### Dataset records:

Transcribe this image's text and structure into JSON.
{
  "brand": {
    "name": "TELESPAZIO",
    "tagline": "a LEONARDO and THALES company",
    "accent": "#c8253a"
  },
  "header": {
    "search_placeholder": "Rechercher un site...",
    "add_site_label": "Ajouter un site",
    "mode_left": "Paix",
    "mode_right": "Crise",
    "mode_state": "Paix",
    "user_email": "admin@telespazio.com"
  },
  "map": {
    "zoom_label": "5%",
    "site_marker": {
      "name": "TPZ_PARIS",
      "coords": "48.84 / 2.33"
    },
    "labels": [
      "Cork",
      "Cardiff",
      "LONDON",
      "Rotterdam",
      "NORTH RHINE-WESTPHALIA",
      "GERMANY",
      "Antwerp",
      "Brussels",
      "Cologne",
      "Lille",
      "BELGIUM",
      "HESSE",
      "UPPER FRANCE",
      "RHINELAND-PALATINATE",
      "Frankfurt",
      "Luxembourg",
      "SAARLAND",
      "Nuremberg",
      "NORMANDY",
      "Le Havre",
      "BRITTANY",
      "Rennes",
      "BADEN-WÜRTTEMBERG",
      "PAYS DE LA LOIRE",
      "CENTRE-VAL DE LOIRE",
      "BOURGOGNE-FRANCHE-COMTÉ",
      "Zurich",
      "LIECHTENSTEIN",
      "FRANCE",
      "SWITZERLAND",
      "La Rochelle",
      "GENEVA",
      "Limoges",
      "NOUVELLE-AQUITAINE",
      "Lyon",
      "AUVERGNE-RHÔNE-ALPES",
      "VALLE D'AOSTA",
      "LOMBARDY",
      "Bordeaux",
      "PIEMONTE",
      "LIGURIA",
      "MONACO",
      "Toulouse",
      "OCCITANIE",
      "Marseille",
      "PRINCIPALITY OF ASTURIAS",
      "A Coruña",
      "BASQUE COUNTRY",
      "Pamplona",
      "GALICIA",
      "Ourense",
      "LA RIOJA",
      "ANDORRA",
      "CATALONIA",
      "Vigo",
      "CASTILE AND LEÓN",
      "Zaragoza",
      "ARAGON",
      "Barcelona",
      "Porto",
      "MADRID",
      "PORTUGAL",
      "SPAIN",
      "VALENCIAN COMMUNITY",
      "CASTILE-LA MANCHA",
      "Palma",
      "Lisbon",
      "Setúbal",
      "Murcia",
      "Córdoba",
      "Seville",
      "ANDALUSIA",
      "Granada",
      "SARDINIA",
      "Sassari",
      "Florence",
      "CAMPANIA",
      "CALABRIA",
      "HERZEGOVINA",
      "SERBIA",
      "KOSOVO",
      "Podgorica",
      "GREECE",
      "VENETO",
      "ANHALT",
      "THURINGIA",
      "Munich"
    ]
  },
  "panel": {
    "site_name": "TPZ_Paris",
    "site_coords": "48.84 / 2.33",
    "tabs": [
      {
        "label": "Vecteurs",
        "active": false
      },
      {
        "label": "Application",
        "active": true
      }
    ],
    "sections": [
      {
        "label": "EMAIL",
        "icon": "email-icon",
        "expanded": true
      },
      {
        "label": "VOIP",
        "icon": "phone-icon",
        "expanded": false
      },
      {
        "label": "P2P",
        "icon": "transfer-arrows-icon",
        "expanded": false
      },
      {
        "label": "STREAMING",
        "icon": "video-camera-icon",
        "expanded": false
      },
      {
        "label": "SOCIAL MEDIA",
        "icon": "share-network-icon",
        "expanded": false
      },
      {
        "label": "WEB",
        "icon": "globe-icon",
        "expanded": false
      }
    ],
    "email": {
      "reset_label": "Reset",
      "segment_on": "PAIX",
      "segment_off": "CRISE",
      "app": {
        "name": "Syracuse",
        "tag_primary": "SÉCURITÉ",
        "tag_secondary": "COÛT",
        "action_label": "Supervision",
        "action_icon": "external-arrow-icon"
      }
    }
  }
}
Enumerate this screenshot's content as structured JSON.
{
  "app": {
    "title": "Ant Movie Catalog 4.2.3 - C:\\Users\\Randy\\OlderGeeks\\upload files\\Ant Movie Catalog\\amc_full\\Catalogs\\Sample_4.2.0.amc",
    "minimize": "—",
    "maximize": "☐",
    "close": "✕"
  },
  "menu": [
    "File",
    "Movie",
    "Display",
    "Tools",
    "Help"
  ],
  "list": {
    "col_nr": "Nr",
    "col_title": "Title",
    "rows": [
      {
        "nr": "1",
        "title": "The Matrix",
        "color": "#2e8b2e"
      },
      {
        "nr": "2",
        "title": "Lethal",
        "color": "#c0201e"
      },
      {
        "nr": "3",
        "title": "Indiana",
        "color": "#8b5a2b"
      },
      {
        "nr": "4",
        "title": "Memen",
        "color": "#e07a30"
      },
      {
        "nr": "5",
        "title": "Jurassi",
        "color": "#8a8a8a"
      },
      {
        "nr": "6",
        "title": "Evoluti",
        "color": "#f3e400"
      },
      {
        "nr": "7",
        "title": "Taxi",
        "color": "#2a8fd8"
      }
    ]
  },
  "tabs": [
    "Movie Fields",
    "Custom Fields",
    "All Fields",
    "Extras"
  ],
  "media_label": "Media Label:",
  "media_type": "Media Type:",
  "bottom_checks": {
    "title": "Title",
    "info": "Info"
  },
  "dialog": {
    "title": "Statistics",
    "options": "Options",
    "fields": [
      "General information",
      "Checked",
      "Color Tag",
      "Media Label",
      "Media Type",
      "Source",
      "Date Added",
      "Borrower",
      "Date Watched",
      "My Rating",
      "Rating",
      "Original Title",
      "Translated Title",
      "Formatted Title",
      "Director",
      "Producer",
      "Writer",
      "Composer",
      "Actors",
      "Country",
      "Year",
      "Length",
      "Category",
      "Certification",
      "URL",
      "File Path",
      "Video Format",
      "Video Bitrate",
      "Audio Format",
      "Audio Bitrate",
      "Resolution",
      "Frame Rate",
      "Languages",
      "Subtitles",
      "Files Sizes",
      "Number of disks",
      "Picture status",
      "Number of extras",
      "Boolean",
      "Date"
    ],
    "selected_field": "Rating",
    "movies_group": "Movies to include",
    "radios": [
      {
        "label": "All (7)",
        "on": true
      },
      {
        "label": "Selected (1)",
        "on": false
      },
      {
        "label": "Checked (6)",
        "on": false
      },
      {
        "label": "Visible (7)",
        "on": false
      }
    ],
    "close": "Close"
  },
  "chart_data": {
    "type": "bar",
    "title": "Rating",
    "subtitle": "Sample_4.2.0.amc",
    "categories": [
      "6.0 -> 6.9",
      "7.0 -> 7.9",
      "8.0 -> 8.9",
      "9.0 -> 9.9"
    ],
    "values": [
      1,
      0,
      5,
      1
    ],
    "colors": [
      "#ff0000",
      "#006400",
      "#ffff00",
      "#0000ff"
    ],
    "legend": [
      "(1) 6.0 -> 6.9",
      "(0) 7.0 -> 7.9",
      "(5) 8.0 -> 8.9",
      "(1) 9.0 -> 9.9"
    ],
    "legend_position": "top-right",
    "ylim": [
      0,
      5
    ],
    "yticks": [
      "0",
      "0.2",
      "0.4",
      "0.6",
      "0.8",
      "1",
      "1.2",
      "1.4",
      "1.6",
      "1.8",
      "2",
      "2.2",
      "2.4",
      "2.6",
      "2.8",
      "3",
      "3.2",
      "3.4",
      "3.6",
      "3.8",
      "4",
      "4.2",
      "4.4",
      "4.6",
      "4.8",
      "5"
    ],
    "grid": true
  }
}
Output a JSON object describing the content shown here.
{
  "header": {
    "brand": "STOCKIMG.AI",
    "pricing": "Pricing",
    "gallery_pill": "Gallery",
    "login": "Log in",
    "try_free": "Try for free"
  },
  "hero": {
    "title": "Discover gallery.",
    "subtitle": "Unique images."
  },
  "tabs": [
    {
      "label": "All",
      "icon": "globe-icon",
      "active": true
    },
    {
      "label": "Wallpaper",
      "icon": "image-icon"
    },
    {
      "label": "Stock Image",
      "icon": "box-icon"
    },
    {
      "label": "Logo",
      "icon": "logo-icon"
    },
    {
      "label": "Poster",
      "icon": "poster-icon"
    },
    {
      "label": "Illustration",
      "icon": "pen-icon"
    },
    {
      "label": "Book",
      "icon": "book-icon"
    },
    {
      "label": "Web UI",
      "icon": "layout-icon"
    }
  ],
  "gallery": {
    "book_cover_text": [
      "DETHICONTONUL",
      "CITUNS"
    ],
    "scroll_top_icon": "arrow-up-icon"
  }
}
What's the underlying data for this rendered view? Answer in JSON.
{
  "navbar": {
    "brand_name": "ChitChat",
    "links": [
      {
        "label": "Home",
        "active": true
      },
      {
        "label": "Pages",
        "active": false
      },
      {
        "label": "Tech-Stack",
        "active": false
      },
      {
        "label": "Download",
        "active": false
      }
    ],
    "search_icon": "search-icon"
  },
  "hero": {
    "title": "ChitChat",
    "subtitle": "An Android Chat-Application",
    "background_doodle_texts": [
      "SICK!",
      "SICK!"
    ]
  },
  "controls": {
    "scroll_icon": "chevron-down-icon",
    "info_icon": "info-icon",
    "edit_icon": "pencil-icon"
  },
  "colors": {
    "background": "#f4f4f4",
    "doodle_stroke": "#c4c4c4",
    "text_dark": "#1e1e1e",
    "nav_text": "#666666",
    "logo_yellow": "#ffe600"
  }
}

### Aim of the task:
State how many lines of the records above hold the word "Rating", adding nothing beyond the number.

### Exercise answer:
4